Read the full article here.
PART 4: Reverb!
Now, the most difficult and most-discussed theme on orchestral composition forums is applying reverbs. This is the most important part of the orchestral mixing process as far as I’m concerned. I’ve watched and listened to loads of tutorials and lectures on reverbs for orchestra—which one is better? Why?. There is a lot of controversy on impulse response reverbs vs. algorythmic reverbs. Whatever you pick, the most important thing is that it sounds good to you. My main reverb is Altiverb and sometimes I use Lexicon PCM Native. Here’s how I apply them to my orchestra sections:
Every section has its own reverb that processes it. I like to use Altiverb’s IRs of stages like Todd-AO or FOX Scoring Stage. I like the fact that it has three different mic positions that were used to capture the impulse responses, so I can use them on individual close-miked sections of the orchestra. There are three IR patches of wide mic setups that I use. The closest one is for strings, the middle one is for brass and woodwinds, and the farthest one is for percussion and choir. I apply very little reverb on close mic sections just to give them air, and I apply more of it to stage mic sections to give them room.
Here’s an example of proper reverb settings using Lexicon PCM Native:
I use two instances of Lexicon. The first one is for close mic setup with a very small pre-delay and short reverb time. I use only 50% of the mix.
The second instance emulates stage and far-miked setups, which requires a sizeable pre-delay and long reverb time. Its mix is set to 100%.
If I have a solo vocalist in my session, I usually use any vocal plate preset for it.
This covers the reverb for the orchestra.

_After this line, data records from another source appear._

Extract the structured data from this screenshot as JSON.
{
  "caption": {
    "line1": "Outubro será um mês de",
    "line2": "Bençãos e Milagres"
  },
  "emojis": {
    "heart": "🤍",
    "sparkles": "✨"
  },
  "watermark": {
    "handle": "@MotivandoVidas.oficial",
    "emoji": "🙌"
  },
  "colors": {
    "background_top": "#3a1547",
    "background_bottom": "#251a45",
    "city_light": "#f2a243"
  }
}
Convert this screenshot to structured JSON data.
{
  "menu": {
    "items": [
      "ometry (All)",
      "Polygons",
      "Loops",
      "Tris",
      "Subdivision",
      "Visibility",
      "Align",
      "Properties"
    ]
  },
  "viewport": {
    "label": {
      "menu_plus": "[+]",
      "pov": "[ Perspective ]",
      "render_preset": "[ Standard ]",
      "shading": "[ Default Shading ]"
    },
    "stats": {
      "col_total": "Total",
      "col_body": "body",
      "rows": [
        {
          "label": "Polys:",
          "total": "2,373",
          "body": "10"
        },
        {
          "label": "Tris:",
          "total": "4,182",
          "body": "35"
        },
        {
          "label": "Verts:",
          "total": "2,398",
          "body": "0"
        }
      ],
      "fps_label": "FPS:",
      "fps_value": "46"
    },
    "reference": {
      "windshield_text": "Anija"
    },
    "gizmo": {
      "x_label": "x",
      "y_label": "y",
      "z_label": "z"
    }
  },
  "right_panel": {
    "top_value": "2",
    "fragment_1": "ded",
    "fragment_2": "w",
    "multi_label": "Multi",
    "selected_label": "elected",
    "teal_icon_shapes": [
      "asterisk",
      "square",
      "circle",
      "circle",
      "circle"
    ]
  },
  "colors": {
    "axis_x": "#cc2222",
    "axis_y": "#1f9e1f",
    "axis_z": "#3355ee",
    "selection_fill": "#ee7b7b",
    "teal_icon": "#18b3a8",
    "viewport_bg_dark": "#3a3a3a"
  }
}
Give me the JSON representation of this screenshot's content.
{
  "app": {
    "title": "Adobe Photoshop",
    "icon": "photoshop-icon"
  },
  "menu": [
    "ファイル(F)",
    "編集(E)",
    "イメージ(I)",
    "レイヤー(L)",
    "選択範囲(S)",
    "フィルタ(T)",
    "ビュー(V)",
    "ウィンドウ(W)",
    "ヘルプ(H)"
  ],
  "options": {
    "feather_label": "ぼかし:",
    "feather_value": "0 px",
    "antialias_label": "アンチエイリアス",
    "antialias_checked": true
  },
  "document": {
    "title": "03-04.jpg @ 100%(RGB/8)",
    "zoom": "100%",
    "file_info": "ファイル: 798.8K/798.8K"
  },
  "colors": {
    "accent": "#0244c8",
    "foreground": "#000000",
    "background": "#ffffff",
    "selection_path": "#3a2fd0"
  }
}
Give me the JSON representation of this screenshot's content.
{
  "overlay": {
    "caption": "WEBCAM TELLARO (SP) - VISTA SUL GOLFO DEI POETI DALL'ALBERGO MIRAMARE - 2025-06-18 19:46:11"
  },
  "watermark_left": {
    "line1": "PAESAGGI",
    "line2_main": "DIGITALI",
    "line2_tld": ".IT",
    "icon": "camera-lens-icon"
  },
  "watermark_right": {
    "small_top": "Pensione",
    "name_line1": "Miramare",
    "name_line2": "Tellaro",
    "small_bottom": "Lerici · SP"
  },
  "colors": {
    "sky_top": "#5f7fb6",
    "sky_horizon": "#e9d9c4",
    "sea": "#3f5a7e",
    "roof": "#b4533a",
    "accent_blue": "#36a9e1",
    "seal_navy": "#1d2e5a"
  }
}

Next up we’ll look at using the Studio One Video Player for scoring.
[Update! For your convenience, here’s the rest of the blogs in this series: